From: Michael D. Adams <mdmkolbe@g...>
Subject: Re: [Caml-list] Efficency of varient types
On 11/27/05, Brian Hurt <bhurt@spnz.org> wrote:
> On Sun, 27 Nov 2005, Michael D. Adams wrote:
> > I agree, which is why it was my hope that OCaml might do some of that
> > for me.  Consider a home brew bool type, "type mybool = Mytrue |
> > Myfalse".  If the compiler were smart enough, it could represent that
> > as an unboxed type.
>
> The compiler is smart enough to do that already- variants without
> associated data are represented as ints.

I am glad to hear that.

> > From there it might be a small step to
> > semi-unboxed types such as the one I started this discussion with,
> > "type value = Int of int | Bool of bool | String of string".
>
> The problem here is that the variants take two words- one word which says
> which variant it is, and the second word which is the unboxed int, unboxed
> bool, or pointer to the boxed string.

I should clarify what I am proposing because it also only requires one
word.  The bottom one or two bits of that word would say which variant
it is.  The remaining bits representing any data with that variant. 
(Obviously this would only work if the associated data is small
enough, but fortunately most of the primitives are small enough (e.g.
int (31 bits), bool (1 bit), char (8 bits).))

(Please forgive me if the following is verbose, I want to make sure my
idea is clear.  In the scheme world I think it's called "pointer
tagging" or "tagged pointers".)

Consider "type value = Int of int | Bool of bool | None | String of
string".  For the moment I will assume that the GC only assumes 4 byte
aligned values are pointers.

Since int is 31 bits that leaves one bit to say what type it is.  We
don't want the GC grabbing it, so we will represent it with a single
'1' bit appended.  A 6 would be represented by 1101 (110 for the 6 and
1 for the "tag").  This means that "Int 6" only takes one word.

Let's look at "Bool of bool".  We only need one bit of representation
for that, leaving 31 bits free for tagging.  We can represent it by
appending a three bit tag of '010' to the regular bool value.  So true
is '1010' and false is '0010'.  (NB: this depends on the GC ignoring
non-4-byte-aligned values.) Again "Bool true" and "Bool false" would
only be one word.

The "None" case can use any free bit pattern.  We can give it the
three bit tag '110'.  Since there is no data, "None" would be '0110',
only one word.

A string can not fit in one word, so it will have to be boxed. We
would store a pointer to the block structure storing the data that
Nicolas mentioned (tag, GC bits, size).  Since all pointers allocated
by OCaml are four byte aligned, it would be something like '10001100'.
 Because the last two bits are '00' that forms as a sort of 'tag' that
signals "Hey, this thing is a pointer to find out what variant it is
you will have to actually dereference it and find the tag in the block
structure".  Again this pointer would be one word long.
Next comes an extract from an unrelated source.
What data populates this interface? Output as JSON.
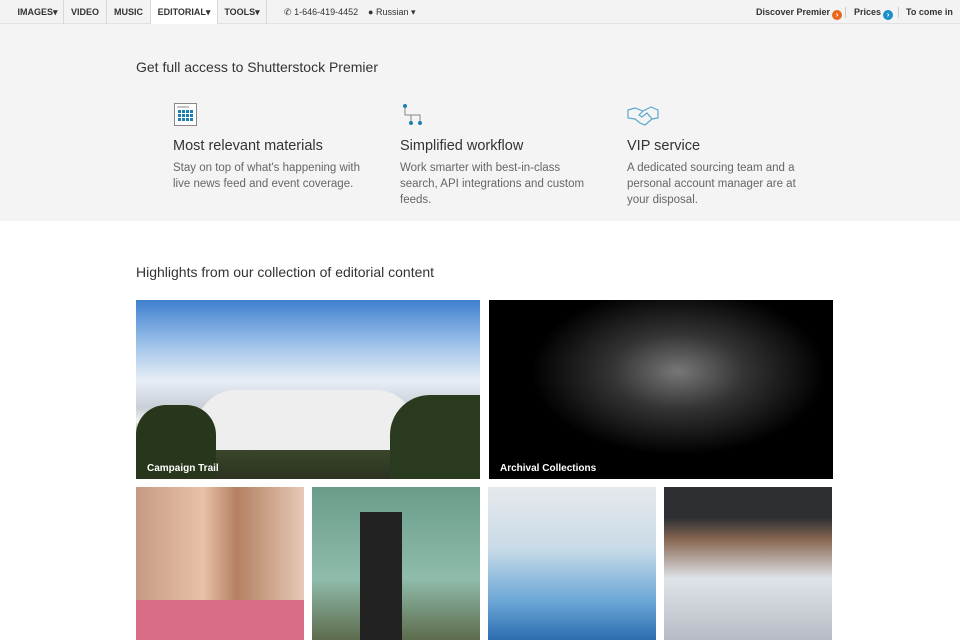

As you mentioned functions like List.rev don't care what their
arguments are so long as they are a single word.  The above
representation satisfies that.

The only other interesting part is pattern matching.  Matching would
require examination of the final bits of a value.  The final bits
would determine the constructor, unless they were '00' (i.e. word
aligned) in which case the value is a pointer to a block that contains
the tag that determines the constructor.  In portable assembly (a.k.a.
C) a match operation would look something like the following.

if (x & 0x03) {
  /* It's an unboxed constructor */
  if (x & 0x01) { /* It's an Int */ }
  else if (x & 0x07 == 0x02) { /* It's a Bool */ }
  else if (x & 0x07 == 0x06) { /* It's a None */ }
  else { /* Malformed value */ }
} else {
  /* It's word aligned so it's a boxed constructor */
  switch (Tag_val(x)) {
    case STRING_TAG: /* It's a String */ break;
    default: /* Malformed value */
  }
}


Michael D. Adams
mdmkolbe@gmail.com